Copy out the entire listing, keeping each line exactly as it is.
□ □ □ □ □ □ □
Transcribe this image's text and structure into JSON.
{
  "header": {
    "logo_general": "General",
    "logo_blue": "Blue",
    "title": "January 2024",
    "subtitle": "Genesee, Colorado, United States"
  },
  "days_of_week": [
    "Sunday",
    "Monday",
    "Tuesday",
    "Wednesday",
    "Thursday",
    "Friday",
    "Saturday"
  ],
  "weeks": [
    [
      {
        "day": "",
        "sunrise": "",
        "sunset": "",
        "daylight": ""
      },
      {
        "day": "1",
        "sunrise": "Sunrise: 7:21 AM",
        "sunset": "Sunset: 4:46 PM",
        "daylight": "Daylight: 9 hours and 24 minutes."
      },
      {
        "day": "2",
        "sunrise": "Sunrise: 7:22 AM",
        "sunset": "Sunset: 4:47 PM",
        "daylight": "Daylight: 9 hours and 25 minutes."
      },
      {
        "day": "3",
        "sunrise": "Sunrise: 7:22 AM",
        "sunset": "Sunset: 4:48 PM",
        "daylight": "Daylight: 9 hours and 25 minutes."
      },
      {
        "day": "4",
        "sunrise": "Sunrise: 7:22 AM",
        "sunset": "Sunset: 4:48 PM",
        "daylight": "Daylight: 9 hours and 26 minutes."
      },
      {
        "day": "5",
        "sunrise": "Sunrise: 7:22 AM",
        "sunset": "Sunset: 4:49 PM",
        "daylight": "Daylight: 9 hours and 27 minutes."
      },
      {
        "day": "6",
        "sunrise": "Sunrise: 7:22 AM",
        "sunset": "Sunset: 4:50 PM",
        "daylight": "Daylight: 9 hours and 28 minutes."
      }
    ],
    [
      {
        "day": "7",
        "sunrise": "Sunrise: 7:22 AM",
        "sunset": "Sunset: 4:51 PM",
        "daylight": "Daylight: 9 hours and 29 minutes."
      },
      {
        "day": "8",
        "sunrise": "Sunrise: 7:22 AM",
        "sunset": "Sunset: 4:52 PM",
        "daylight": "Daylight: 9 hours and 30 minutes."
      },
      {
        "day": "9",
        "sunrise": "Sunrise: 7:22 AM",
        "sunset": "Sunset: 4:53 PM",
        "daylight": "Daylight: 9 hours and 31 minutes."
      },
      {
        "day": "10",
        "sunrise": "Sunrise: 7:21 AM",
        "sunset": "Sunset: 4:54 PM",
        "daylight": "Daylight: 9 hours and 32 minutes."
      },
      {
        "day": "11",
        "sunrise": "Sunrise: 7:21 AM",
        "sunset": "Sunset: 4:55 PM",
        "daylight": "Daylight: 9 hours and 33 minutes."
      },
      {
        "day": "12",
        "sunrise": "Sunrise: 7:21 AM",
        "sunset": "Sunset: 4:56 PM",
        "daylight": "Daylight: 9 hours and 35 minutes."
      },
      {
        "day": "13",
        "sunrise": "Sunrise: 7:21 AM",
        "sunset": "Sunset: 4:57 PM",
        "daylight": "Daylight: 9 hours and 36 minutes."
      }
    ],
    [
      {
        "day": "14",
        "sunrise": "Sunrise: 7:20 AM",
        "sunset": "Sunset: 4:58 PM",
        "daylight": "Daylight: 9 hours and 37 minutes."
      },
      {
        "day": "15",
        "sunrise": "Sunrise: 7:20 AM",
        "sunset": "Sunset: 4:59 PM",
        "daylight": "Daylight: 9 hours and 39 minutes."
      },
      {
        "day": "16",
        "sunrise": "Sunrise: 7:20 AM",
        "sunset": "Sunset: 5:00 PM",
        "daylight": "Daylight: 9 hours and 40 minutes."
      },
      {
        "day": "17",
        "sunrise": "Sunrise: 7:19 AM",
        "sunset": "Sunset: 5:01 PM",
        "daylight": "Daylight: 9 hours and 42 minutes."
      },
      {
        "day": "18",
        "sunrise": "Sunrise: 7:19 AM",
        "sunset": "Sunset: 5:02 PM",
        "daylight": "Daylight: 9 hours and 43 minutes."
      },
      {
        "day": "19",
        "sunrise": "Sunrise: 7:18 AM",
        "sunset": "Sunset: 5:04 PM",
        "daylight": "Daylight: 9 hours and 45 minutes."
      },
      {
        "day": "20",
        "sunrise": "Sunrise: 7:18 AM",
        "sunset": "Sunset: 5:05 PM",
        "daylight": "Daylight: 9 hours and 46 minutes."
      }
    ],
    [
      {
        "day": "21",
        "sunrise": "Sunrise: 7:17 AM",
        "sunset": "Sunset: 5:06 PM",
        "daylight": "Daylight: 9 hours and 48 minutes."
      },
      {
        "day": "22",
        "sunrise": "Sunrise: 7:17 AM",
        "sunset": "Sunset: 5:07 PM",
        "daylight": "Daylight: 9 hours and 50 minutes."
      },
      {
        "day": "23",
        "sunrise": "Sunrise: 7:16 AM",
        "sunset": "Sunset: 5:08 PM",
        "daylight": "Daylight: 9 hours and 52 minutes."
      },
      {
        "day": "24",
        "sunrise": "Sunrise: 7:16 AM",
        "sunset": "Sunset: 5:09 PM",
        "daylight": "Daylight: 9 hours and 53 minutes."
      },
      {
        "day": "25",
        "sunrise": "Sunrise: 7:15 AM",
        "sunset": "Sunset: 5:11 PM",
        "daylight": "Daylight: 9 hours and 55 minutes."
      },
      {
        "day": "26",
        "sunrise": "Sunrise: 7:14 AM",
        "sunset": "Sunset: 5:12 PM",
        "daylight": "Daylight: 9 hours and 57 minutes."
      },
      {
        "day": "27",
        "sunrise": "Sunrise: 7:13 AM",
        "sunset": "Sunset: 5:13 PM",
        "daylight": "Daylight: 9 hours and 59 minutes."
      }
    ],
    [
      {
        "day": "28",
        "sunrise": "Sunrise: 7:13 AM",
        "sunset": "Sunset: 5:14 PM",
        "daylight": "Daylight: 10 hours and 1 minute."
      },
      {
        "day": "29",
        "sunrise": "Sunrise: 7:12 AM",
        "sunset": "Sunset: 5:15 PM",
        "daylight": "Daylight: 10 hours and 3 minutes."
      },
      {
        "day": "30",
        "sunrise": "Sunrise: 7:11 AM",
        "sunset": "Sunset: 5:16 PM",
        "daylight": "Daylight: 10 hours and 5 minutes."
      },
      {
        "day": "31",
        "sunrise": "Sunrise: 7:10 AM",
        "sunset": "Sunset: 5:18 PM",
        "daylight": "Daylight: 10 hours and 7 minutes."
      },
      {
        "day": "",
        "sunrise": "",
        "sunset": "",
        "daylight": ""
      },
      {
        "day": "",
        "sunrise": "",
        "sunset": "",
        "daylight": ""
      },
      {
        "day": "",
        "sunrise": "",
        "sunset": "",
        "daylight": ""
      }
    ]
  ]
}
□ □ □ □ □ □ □
● **Output of the task**
Transcribe this image's text and structure into JSON.
{
  "header": {
    "logo_general": "General",
    "logo_blue": "Blue",
    "title": "January 2024",
    "subtitle": "Genesee, Colorado, United States"
  },
  "days_of_week": [
    "Sunday",
    "Monday",
    "Tuesday",
    "Wednesday",
    "Thursday",
    "Friday",
    "Saturday"
  ],
  "weeks": [
    [
      {
        "day": "",
        "sunrise": "",
        "sunset": "",
        "daylight": ""
      },
      {
        "day": "1",
        "sunrise": "Sunrise: 7:21 AM",
        "sunset": "Sunset: 4:46 PM",
        "daylight": "Daylight: 9 hours and 24 minutes."
      },
      {
        "day": "2",
        "sunrise": "Sunrise: 7:22 AM",
        "sunset": "Sunset: 4:47 PM",
        "daylight": "Daylight: 9 hours and 25 minutes."
      },
      {
        "day": "3",
        "sunrise": "Sunrise: 7:22 AM",
        "sunset": "Sunset: 4:48 PM",
        "daylight": "Daylight: 9 hours and 25 minutes."
      },
      {
        "day": "4",
        "sunrise": "Sunrise: 7:22 AM",
        "sunset": "Sunset: 4:48 PM",
        "daylight": "Daylight: 9 hours and 26 minutes."
      },
      {
        "day": "5",
        "sunrise": "Sunrise: 7:22 AM",
        "sunset": "Sunset: 4:49 PM",
        "daylight": "Daylight: 9 hours and 27 minutes."
      },
      {
        "day": "6",
        "sunrise": "Sunrise: 7:22 AM",
        "sunset": "Sunset: 4:50 PM",
        "daylight": "Daylight: 9 hours and 28 minutes."
      }
    ],
    [
      {
        "day": "7",
        "sunrise": "Sunrise: 7:22 AM",
        "sunset": "Sunset: 4:51 PM",
        "daylight": "Daylight: 9 hours and 29 minutes."
      },
      {
        "day": "8",
        "sunrise": "Sunrise: 7:22 AM",
        "sunset": "Sunset: 4:52 PM",
        "daylight": "Daylight: 9 hours and 30 minutes."
      },
      {
        "day": "9",
        "sunrise": "Sunrise: 7:22 AM",
        "sunset": "Sunset: 4:53 PM",
        "daylight": "Daylight: 9 hours and 31 minutes."
      },
      {
        "day": "10",
        "sunrise": "Sunrise: 7:21 AM",
        "sunset": "Sunset: 4:54 PM",
        "daylight": "Daylight: 9 hours and 32 minutes."
      },
      {
        "day": "11",
        "sunrise": "Sunrise: 7:21 AM",
        "sunset": "Sunset: 4:55 PM",
        "daylight": "Daylight: 9 hours and 33 minutes."
      },
      {
        "day": "12",
        "sunrise": "Sunrise: 7:21 AM",
        "sunset": "Sunset: 4:56 PM",
        "daylight": "Daylight: 9 hours and 35 minutes."
      },
      {
        "day": "13",
        "sunrise": "Sunrise: 7:21 AM",
        "sunset": "Sunset: 4:57 PM",
        "daylight": "Daylight: 9 hours and 36 minutes."
      }
    ],
    [
      {
        "day": "14",
        "sunrise": "Sunrise: 7:20 AM",
        "sunset": "Sunset: 4:58 PM",
        "daylight": "Daylight: 9 hours and 37 minutes."
      },
      {
        "day": "15",
        "sunrise": "Sunrise: 7:20 AM",
        "sunset": "Sunset: 4:59 PM",
        "daylight": "Daylight: 9 hours and 39 minutes."
      },
      {
        "day": "16",
        "sunrise": "Sunrise: 7:20 AM",
        "sunset": "Sunset: 5:00 PM",
        "daylight": "Daylight: 9 hours and 40 minutes."
      },
      {
        "day": "17",
        "sunrise": "Sunrise: 7:19 AM",
        "sunset": "Sunset: 5:01 PM",
        "daylight": "Daylight: 9 hours and 42 minutes."
      },
      {
        "day": "18",
        "sunrise": "Sunrise: 7:19 AM",
        "sunset": "Sunset: 5:02 PM",
        "daylight": "Daylight: 9 hours and 43 minutes."
      },
      {
        "day": "19",
        "sunrise": "Sunrise: 7:18 AM",
        "sunset": "Sunset: 5:04 PM",
        "daylight": "Daylight: 9 hours and 45 minutes."
      },
      {
        "day": "20",
        "sunrise": "Sunrise: 7:18 AM",
        "sunset": "Sunset: 5:05 PM",
        "daylight": "Daylight: 9 hours and 46 minutes."
      }
    ],
    [
      {
        "day": "21",
        "sunrise": "Sunrise: 7:17 AM",
        "sunset": "Sunset: 5:06 PM",
        "daylight": "Daylight: 9 hours and 48 minutes."
      },
      {
        "day": "22",
        "sunrise": "Sunrise: 7:17 AM",
        "sunset": "Sunset: 5:07 PM",
        "daylight": "Daylight: 9 hours and 50 minutes."
      },
      {
        "day": "23",
        "sunrise": "Sunrise: 7:16 AM",
        "sunset": "Sunset: 5:08 PM",
        "daylight": "Daylight: 9 hours and 52 minutes."
      },
      {
        "day": "24",
        "sunrise": "Sunrise: 7:16 AM",
        "sunset": "Sunset: 5:09 PM",
        "daylight": "Daylight: 9 hours and 53 minutes."
      },
      {
        "day": "25",
        "sunrise": "Sunrise: 7:15 AM",
        "sunset": "Sunset: 5:11 PM",
        "daylight": "Daylight: 9 hours and 55 minutes."
      },
      {
        "day": "26",
        "sunrise": "Sunrise: 7:14 AM",
        "sunset": "Sunset: 5:12 PM",
        "daylight": "Daylight: 9 hours and 57 minutes."
      },
      {
        "day": "27",
        "sunrise": "Sunrise: 7:13 AM",
        "sunset": "Sunset: 5:13 PM",
        "daylight": "Daylight: 9 hours and 59 minutes."
      }
    ],
    [
      {
        "day": "28",
        "sunrise": "Sunrise: 7:13 AM",
        "sunset": "Sunset: 5:14 PM",
        "daylight": "Daylight: 10 hours and 1 minute."
      },
      {
        "day": "29",
        "sunrise": "Sunrise: 7:12 AM",
        "sunset": "Sunset: 5:15 PM",
        "daylight": "Daylight: 10 hours and 3 minutes."
      },
      {
        "day": "30",
        "sunrise": "Sunrise: 7:11 AM",
        "sunset": "Sunset: 5:16 PM",
        "daylight": "Daylight: 10 hours and 5 minutes."
      },
      {
        "day": "31",
        "sunrise": "Sunrise: 7:10 AM",
        "sunset": "Sunset: 5:18 PM",
        "daylight": "Daylight: 10 hours and 7 minutes."
      },
      {
        "day": "",
        "sunrise": "",
        "sunset": "",
        "daylight": ""
      },
      {
        "day": "",
        "sunrise": "",
        "sunset": "",
        "daylight": ""
      },
      {
        "day": "",
        "sunrise": "",
        "sunset": "",
        "daylight": ""
      }
    ]
  ]
}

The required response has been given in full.